Journal of Antimicrobial Chemotherapy – Oxford University Press
Published: Jun 6, 2018
It’s your single place to instantly
discover and read the research
that matters to you.
Enjoy affordable access to
over 18 million articles from more than
15,000 peer-reviewed journals.
All for just $49/month
Query the DeepDyve database, plus search all of PubMed and Google Scholar seamlessly
Save any article or search result from DeepDyve, PubMed, and Google Scholar... all in one place.
Get unlimited, online access to over 18 million full-text articles from more than 15,000 scientific journals.
Read from thousands of the leading scholarly journals from SpringerNature, Elsevier, Wiley-Blackwell, Oxford University Press and more.
All the latest content is available, no embargo periods.
“Hi guys, I cannot tell you how much I love this resource. Incredible. I really believe you've hit the nail on the head with this site in regards to solving the research-purchase issue.”Daniel C.
“Whoa! It’s like Spotify but for academic articles.”@Phil_Robichaud
“I must say, @deepdyve is a fabulous solution to the independent researcher's problem of #access to #information.”@deepthiw

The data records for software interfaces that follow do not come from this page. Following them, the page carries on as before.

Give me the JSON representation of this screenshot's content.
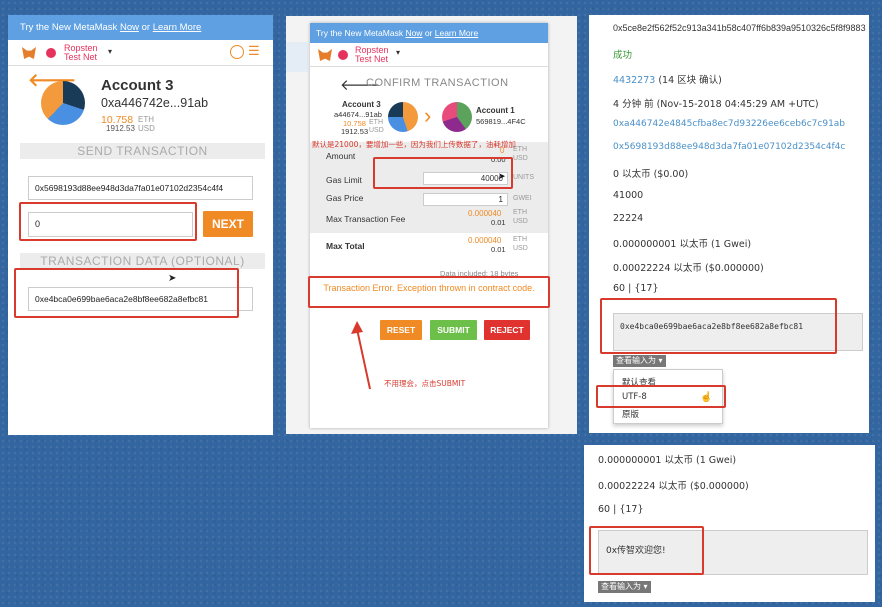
{
  "p1": {
    "banner": {
      "pre": "Try the New MetaMask ",
      "now": "Now",
      "or": " or ",
      "learn": "Learn More"
    },
    "network": [
      "Ropsten",
      "Test Net"
    ],
    "account_name": "Account 3",
    "address": "0xa446742e...91ab",
    "eth_amount": "10.758",
    "eth_unit": "ETH",
    "usd_amount": "1912.53",
    "usd_unit": "USD",
    "send_header": "SEND TRANSACTION",
    "to_address": "0x5698193d88ee948d3da7fa01e07102d2354c4f4",
    "amount_value": "0",
    "next_label": "NEXT",
    "data_header": "TRANSACTION DATA (OPTIONAL)",
    "data_value": "0xe4bca0e699bae6aca2e8bf8ee682a8efbc81"
  },
  "p2": {
    "banner": {
      "pre": "Try the New MetaMask ",
      "now": "Now",
      "or": " or ",
      "learn": "Learn More"
    },
    "network": [
      "Ropsten",
      "Test Net"
    ],
    "title": "CONFIRM TRANSACTION",
    "from": {
      "name": "Account 3",
      "address": "a44674...91ab",
      "eth": "10.758",
      "eth_unit": "ETH",
      "usd": "1912.53",
      "usd_unit": "USD"
    },
    "to": {
      "name": "Account 1",
      "address": "569819...4F4C"
    },
    "annotation_top": "默认是21000，要增加一些，因为我们上传数据了，油耗增加",
    "rows": [
      {
        "label": "Amount",
        "v1": "0",
        "u1": "ETH",
        "v2": "0.00",
        "u2": "USD"
      },
      {
        "label": "Gas Limit",
        "value": "40000",
        "unit": "UNITS"
      },
      {
        "label": "Gas Price",
        "value": "1",
        "unit": "GWEI"
      },
      {
        "label": "Max Transaction Fee",
        "v1": "0.000040",
        "u1": "ETH",
        "v2": "0.01",
        "u2": "USD"
      },
      {
        "label": "Max Total",
        "v1": "0.000040",
        "u1": "ETH",
        "v2": "0.01",
        "u2": "USD"
      }
    ],
    "data_included": "Data included: 18 bytes",
    "error": "Transaction Error. Exception thrown in contract code.",
    "reset": "RESET",
    "submit": "SUBMIT",
    "reject": "REJECT",
    "annotation_bottom": "不用理会，点击SUBMIT"
  },
  "p3": {
    "hash": "0x5ce8e2f562f52c913a341b58c407ff6b839a9510326c5f8f9883",
    "status": "成功",
    "block": "4432273",
    "block_suffix": " (14 区块 确认)",
    "time": "4 分钟 前 (Nov-15-2018 04:45:29 AM +UTC)",
    "from": "0xa446742e4845cfba8ec7d93226ee6ceb6c7c91ab",
    "to": "0x5698193d88ee948d3da7fa01e07102d2354c4f4c",
    "value": "0 以太币 ($0.00)",
    "gas_limit": "41000",
    "gas_used": "22224",
    "gas_price": "0.000000001 以太币 (1 Gwei)",
    "fee": "0.00022224 以太币 ($0.000000)",
    "nonce": "60 | {17}",
    "input": "0xe4bca0e699bae6aca2e8bf8ee682a8efbc81",
    "view_select": "查看输入为",
    "options": [
      "默认查看",
      "UTF-8",
      "原版"
    ]
  },
  "p4": {
    "gas_price": "0.000000001 以太币 (1 Gwei)",
    "fee": "0.00022224 以太币 ($0.000000)",
    "nonce": "60 | {17}",
    "input": "0x传智欢迎您!",
    "view_select": "查看输入为"
  },
  "colors": {
    "metamask_blue": "#5ea0e2",
    "orange": "#f08a24",
    "red_box": "#d83a2e",
    "green": "#6cc04a",
    "reject": "#e0322f",
    "link": "#4a90c8"
  }
}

“My last article couldn't be possible without the platform @deepdyve that makes journal papers cheaper.”@JoseServera